As promised yesterday, here is the recipe for the beef curry.  This is part of the care package for Peter when I’m here.


Aromatic Beef Curry


1 pound beef shank, cut into 1 inch cubes

1 pound beef tendon, cut into 1 inch sections (You can use all beef shank if tendon is not your thing.)

2 tablespoons coconut oil

1 tablespoon + 1 teaspoon yellow curry paste

1/2 teaspoon turmeric

1 green bell pepper, cut into 1 inch squares

4 carrots, cut into 1 inch sections

3 stocks lemongrass, tender middle part only, sliced diagonally

2 cloves garlic, minced

1/2 teaspoon minced ginger

4 slices of peeled ginger

1 large potato, cubed

1 onion, chopped

1/2 can coconut milk (or the whole can if you don’t worry about the fat content in the coconut milk)

1/4 cup cooking wine

4 boiled eggs, peeled (optional)

Salt to taste



Wash and cut meat and tendon.  Boil a large pot of water and poach the beef and tendon for about 3 to 4 minutes.  Pour out and water and rinse the beef and the tendon.

Using the same pot, boil the beef and tendon with the 4 slices of ginger, the 1/4 cooking wine and enough water to submerge the meet for 2 hours. 

Heat up a wok with 2 tablespoons coconut oil. Sauté onion, garlic, ginger, lemongrass and 1 tablespoon curry paste until aromatic. Add carrots, potato, coconut milk and broth.  Cook for 3 minutes.

Pour the content from wok to the pot of beef and tendon.  Add the boiled eggs.  Cover the lid and cook for another hour.  Add green bell pepper and cook for 5 minutes.  Serve with rice.

Report from Sin City


Audrey was driven a little crazy by the weird hotel atmosphere and was drawing on the paper table cloth like a mad artist.


Happy Easter!


Artisan Hotel Lobby. It looks better in the picture because you don’t feel the grimy texture. It is dark day or night and people look like zombies in there.
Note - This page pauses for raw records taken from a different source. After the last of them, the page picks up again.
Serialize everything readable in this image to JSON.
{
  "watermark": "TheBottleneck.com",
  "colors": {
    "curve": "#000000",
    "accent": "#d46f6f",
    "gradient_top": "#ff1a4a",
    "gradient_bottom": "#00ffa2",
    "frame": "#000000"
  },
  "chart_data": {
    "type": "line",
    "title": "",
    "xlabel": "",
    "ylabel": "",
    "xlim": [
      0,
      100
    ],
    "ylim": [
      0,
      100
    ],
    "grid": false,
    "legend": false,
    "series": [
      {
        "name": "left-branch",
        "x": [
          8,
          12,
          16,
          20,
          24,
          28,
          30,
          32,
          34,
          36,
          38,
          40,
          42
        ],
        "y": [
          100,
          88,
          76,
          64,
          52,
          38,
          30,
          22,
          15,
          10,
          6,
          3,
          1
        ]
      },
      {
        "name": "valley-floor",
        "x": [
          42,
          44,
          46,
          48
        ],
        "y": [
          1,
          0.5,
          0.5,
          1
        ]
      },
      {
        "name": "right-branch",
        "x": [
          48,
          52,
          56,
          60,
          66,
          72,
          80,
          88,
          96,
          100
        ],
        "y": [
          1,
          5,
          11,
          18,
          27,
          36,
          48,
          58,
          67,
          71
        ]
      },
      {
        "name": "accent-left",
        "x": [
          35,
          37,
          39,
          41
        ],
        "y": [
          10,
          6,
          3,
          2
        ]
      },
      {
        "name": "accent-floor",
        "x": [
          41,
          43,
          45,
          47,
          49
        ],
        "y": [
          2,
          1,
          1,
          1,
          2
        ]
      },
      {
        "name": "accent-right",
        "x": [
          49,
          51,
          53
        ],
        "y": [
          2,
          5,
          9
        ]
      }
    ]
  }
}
Audrey and I took an afternoon flight to Las Vegas.  When we got off the plane, she asked me, “Why is it called sin city?”  “You will see,” I said.  By 8:30pm, when we left the hotel to have dinner, she said, “Yeah, I see why it is called sin city.”  We are working with a group of very talented young artists on this wonderful little film, but it is definitely a low budget film.  The production put us up in an “adult hotel” called Artisan Hotel, where the swimming pool was actually off limits to children.  The black walls and the black ceiling are full of frames of faded imitation masterpieces and mirrors.  Apparently each room features a different master and I am staying at the John Singer Sargent room.  I understand it was supposed to be so garish that it is kitsch, but it is just dreary.  Audrey commented, “It makes me feel like I’m in some really depressing and cheap horror movie.”  It may be an interesting set for the film, but how can one rest at all in a place like this?  Promptly at midnight, the pool party started with thundering music.  Needless to say, we are moving tomorrow.


Aromatic Beef Curry

Well, on to more pleasant things: home cooked food!  Before I left home today, I made food that can keep well in the fridge for Peter and Angela.  Here is a preview of one of them.  I will post the recipe when I have time in the next couple of days.